mfg OMG

Yesterday in picking up 55 gallon plastic drums to use for sawdust in the ESSA wood shop, I visited a small manufacturing plant in Springdale, Arkansas where about 30 women were busy making and packaging scented bath salts. The pace of their work was mind boggling. It made me wonder how hands could  be trained to move so fast. The shop foreman said the women workers were like robots. He said that they were happy to develop their speed and expertise because if they got their quota done they got to go home early.

At the head of the operation, women were weighing ingredients and others were mixing them by hand with unrestrained vigor. Then, when thoroughly mixed, the materials were distributed to pairs of workers. One measured exact scoops into a die and another placed the die in a press, slapped two buttons (one with each hand) while the press dropped down to form a ball of bath salts. The woman operating the press lifted the die, and rolled the ball out into a tray, with each tray holding a precise number of balls.

From there the balls went into a drying room where the humidity and heat were carefully controlled for hardening. 46,000 balls a day. The balls upon hardening would bounce off a concrete floor if you were to throw them.

Packaging came next. From this small plant, packaged bath salt balls are distributed throughout the US, and with increasing production, the world.

What I could not describe from my visit would be the overwhelming scent of the fragrances added and the furious pace at which production takes place.

I was reminded of my own time operating a punch press in a manufacturing line. A shop manager in white shirt and tie watched me as he made notes on his clipboard. He commented on the speed of my work and noted that if all worked at that speed they'd do well. I informed him that it was my last day.

In the meantime, there are people who need to work are willing to develop skill and make money and are proud to serve their families. They deserve that we be proud of them.
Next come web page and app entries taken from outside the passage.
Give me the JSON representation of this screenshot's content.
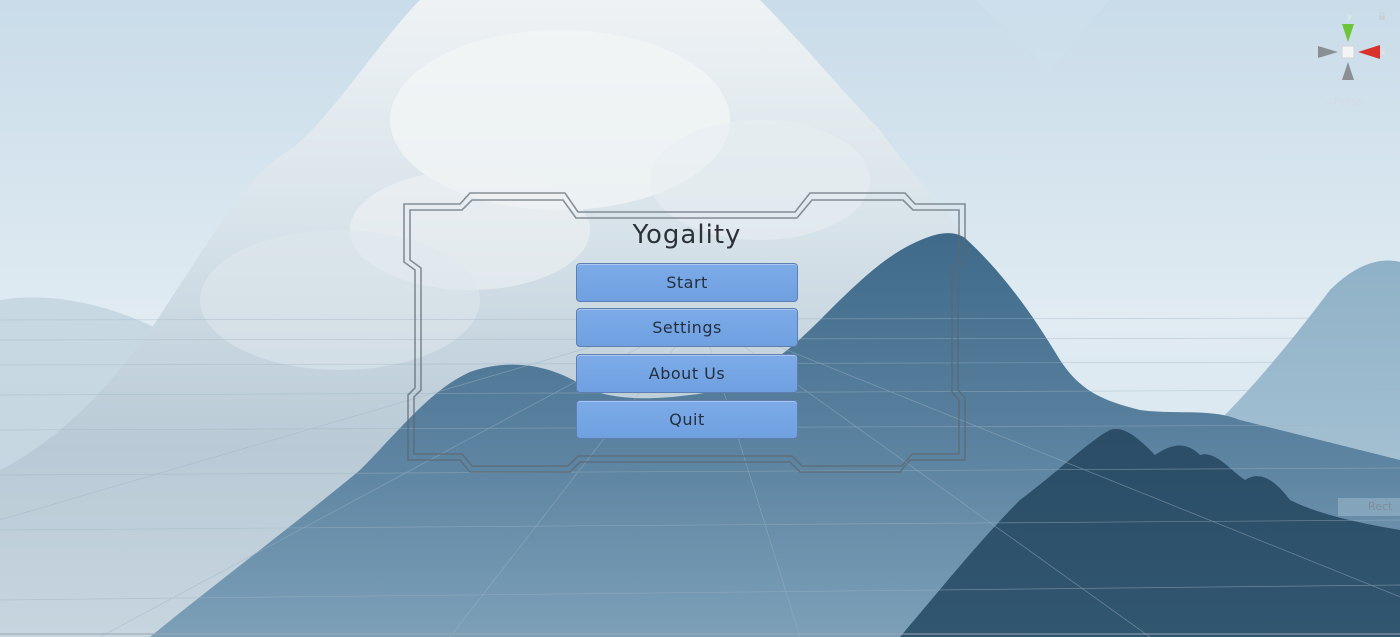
{
  "menu": {
    "title": "Yogality",
    "buttons": [
      {
        "label": "Start"
      },
      {
        "label": "Settings"
      },
      {
        "label": "About Us"
      },
      {
        "label": "Quit"
      }
    ]
  },
  "gizmo": {
    "y_axis_label": "y",
    "x_axis_label": "x",
    "projection_label": "Persp",
    "colors": {
      "y": "#6cc437",
      "x": "#d8322c",
      "neutral": "#8a8f94"
    }
  },
  "rect_tool": {
    "label": "Rect"
  },
  "colors": {
    "sky": "#dbe8f0",
    "mountain_dark": "#2f5674",
    "mountain_mid": "#466f8f",
    "snow": "#eef3f6",
    "button_fill": "#74a5e4",
    "button_border": "#5f7fb0"
  }
}
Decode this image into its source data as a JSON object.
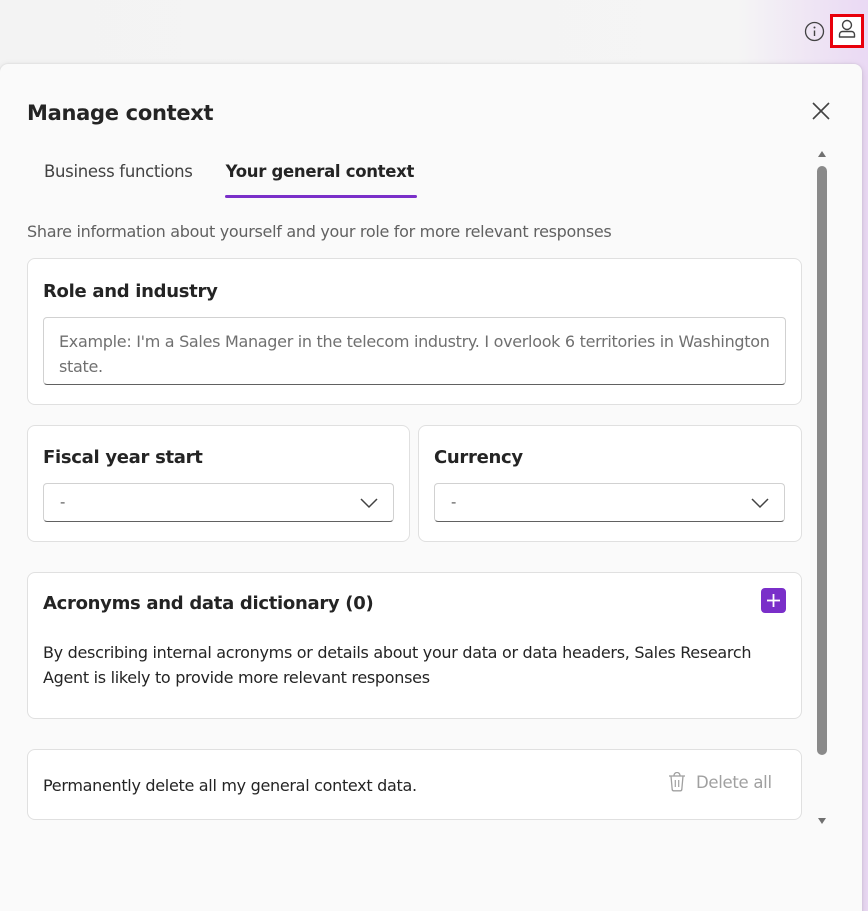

Clear Spring School is out today due to severe cold and the icy road remnants of our winter storm. I will be preparing for my trip to Rochester, New York on Friday where I will make an evening presentation and teach a one day class. I am also building a new dust collection separation box for the planers at ESSA.

In Washington, DC, our legislators are about to shut down government because they failed to learn the basic lesson of Kindergarten: how to get along with each other and treat each other with respect. Some in one particular party think it is perfectly acceptable to disparage and demean large portions of our society and other nations and then lie about having done so. I wish they all had been able to attend the Clear Spring School where they might have learned more about character and integrity.

Make, fix, create, and assist others in learning likewise.

No comments:

Post a Comment